#### [Input records]
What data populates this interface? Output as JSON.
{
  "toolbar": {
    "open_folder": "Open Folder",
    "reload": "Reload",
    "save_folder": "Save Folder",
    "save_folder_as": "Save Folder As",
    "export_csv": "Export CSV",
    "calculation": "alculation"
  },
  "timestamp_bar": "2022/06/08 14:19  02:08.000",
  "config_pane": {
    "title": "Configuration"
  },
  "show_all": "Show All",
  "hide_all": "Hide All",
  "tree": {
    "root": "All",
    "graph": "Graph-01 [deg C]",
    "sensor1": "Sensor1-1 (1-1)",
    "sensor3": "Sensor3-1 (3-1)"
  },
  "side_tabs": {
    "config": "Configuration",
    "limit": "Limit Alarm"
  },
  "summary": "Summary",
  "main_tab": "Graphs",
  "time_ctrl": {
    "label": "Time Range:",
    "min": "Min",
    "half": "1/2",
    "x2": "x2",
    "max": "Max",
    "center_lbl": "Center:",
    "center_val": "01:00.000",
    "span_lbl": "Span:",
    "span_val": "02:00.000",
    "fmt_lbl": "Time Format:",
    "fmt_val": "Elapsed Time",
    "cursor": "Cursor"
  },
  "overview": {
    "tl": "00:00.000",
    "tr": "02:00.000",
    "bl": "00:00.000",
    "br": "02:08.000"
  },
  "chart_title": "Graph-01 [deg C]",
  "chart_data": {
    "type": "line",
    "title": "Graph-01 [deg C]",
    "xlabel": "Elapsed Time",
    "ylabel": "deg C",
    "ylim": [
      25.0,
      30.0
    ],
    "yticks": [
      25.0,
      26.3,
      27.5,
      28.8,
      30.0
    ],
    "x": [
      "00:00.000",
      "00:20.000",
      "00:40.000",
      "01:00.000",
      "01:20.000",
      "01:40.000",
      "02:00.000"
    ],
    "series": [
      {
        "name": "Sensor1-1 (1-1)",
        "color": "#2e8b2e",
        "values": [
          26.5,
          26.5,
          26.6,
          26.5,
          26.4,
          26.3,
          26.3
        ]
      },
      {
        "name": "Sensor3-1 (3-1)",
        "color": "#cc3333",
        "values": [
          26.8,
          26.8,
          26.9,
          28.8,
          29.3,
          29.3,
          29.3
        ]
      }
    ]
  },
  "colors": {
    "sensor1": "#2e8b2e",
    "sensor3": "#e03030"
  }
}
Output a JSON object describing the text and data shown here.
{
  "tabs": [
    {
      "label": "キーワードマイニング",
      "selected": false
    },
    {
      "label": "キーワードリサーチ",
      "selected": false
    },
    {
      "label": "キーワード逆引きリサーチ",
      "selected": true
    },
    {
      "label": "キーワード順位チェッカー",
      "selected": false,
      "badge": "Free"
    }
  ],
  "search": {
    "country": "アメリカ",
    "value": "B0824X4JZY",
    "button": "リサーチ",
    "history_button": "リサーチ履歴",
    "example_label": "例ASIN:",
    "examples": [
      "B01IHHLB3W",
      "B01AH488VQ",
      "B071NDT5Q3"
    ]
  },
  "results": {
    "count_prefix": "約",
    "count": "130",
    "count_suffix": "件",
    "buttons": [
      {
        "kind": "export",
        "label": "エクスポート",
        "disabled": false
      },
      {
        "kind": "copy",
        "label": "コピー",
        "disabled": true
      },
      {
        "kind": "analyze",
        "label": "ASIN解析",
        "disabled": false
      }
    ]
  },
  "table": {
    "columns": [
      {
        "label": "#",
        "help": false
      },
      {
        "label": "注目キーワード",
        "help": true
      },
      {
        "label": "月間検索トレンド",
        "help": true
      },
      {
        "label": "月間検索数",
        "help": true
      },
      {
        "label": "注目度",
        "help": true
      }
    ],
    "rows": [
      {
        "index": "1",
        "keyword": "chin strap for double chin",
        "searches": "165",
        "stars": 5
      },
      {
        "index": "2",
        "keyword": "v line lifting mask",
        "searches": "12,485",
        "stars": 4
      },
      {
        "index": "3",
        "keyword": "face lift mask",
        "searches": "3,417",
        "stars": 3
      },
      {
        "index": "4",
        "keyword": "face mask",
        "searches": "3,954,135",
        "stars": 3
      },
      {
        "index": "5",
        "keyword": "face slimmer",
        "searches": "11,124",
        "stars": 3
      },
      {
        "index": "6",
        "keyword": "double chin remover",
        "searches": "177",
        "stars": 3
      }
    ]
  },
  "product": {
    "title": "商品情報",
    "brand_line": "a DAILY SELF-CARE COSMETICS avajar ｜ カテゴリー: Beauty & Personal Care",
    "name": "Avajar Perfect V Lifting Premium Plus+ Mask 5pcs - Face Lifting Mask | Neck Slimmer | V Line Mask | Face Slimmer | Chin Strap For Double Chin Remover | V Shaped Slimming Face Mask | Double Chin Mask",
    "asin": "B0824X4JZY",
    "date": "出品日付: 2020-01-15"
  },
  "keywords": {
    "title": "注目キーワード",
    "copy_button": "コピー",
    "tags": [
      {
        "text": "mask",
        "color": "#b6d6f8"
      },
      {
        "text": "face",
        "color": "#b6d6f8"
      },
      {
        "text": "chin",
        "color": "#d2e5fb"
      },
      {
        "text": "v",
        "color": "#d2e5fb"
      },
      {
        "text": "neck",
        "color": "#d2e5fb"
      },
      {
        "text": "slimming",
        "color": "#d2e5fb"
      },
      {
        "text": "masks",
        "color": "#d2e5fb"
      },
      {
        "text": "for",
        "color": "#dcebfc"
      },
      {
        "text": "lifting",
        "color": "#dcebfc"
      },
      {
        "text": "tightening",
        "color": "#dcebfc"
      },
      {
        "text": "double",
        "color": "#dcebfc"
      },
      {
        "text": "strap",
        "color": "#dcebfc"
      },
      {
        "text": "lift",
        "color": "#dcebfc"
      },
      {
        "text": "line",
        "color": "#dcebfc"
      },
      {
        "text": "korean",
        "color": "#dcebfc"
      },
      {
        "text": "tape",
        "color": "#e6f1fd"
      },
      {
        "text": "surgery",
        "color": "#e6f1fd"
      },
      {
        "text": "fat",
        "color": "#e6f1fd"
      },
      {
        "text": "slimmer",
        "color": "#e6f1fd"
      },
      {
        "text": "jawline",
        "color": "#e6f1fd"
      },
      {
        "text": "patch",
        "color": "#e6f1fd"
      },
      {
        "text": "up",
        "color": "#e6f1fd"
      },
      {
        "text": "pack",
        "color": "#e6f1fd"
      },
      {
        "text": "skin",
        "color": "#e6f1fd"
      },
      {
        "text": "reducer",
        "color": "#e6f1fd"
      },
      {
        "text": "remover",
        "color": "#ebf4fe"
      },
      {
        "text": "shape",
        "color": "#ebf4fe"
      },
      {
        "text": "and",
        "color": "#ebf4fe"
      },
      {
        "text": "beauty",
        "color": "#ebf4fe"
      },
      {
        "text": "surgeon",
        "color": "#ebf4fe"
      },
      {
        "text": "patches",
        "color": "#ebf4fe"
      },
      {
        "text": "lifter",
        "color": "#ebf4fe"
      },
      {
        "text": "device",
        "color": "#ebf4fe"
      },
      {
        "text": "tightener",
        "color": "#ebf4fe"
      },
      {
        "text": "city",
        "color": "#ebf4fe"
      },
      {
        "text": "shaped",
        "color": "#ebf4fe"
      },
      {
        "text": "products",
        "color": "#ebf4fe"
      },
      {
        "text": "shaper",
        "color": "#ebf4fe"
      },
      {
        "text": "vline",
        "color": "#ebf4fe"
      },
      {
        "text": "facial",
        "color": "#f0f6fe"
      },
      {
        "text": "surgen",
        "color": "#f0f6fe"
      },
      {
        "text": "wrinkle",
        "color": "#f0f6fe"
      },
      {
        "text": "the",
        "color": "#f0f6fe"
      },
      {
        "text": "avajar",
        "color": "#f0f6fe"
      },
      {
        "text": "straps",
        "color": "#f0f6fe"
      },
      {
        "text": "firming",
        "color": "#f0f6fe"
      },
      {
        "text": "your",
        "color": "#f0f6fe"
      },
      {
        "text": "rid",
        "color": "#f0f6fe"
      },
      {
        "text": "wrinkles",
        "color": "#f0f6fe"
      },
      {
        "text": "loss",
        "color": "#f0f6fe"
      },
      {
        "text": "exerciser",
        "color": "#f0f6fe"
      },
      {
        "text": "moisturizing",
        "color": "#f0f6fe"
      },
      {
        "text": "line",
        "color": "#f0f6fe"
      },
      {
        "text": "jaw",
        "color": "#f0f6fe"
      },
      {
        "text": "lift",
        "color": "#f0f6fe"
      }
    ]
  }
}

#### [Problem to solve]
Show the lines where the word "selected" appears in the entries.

#### [Finished task]
      "selected": false
      "selected": false
      "selected": true
      "selected": false,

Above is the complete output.